START DATASET ENTRIES
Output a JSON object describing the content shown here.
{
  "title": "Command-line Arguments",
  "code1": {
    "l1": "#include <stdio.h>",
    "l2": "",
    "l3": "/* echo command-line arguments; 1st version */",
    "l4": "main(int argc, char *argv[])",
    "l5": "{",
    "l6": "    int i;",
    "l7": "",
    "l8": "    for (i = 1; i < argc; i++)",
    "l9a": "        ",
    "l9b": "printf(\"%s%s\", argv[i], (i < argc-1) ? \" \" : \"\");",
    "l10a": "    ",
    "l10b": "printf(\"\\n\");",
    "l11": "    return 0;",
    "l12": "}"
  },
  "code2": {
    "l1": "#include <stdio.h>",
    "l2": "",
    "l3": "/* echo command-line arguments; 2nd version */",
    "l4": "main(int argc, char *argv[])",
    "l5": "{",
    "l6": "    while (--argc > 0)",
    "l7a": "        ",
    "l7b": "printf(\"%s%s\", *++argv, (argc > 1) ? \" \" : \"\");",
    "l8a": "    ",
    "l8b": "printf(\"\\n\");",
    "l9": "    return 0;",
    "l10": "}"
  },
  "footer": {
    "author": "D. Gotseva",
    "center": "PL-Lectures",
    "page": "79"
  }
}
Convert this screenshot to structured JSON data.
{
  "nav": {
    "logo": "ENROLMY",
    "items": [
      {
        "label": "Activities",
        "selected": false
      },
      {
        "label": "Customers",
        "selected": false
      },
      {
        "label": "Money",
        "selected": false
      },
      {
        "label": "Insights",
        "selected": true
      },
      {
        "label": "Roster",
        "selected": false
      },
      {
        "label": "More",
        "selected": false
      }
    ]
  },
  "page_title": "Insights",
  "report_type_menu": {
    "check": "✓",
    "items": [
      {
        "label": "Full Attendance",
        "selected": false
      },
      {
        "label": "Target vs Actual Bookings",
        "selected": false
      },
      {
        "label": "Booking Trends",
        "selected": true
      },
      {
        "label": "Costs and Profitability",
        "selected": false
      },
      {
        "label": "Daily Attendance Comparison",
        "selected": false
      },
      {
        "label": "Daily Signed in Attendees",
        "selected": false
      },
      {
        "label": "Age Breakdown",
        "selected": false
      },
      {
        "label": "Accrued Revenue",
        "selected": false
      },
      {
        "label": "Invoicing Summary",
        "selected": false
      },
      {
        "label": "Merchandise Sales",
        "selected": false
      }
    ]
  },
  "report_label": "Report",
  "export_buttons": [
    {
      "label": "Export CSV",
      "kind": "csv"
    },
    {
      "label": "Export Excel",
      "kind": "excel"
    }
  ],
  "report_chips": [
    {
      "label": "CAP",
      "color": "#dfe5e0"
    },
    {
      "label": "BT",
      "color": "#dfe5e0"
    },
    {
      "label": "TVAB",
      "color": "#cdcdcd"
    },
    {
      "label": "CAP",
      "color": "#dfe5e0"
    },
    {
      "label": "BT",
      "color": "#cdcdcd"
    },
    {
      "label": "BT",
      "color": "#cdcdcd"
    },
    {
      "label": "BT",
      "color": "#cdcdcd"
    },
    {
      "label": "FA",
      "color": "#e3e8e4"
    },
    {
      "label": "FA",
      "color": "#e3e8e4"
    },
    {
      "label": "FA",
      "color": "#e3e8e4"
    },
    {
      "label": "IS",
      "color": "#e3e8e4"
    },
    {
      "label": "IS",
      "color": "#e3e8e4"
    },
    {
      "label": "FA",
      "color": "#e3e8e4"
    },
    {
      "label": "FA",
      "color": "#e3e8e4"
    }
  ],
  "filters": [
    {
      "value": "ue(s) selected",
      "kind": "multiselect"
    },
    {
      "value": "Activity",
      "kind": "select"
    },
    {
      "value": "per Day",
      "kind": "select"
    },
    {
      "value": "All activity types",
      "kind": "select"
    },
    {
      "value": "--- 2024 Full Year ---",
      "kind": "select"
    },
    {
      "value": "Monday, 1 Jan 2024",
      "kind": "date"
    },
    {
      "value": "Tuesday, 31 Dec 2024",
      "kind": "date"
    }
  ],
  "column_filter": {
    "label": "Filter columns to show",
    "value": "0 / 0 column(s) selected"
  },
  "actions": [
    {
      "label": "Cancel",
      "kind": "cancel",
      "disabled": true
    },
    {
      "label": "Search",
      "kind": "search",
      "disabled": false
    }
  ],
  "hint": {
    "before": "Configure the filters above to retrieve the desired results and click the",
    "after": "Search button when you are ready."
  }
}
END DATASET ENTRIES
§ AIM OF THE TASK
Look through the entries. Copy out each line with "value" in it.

§ RESPONSE
      "value": "ue(s) selected",
      "value": "Activity",
      "value": "per Day",
      "value": "All activity types",
      "value": "--- 2024 Full Year ---",
      "value": "Monday, 1 Jan 2024",
      "value": "Tuesday, 31 Dec 2024",
    "value": "0 / 0 column(s) selected"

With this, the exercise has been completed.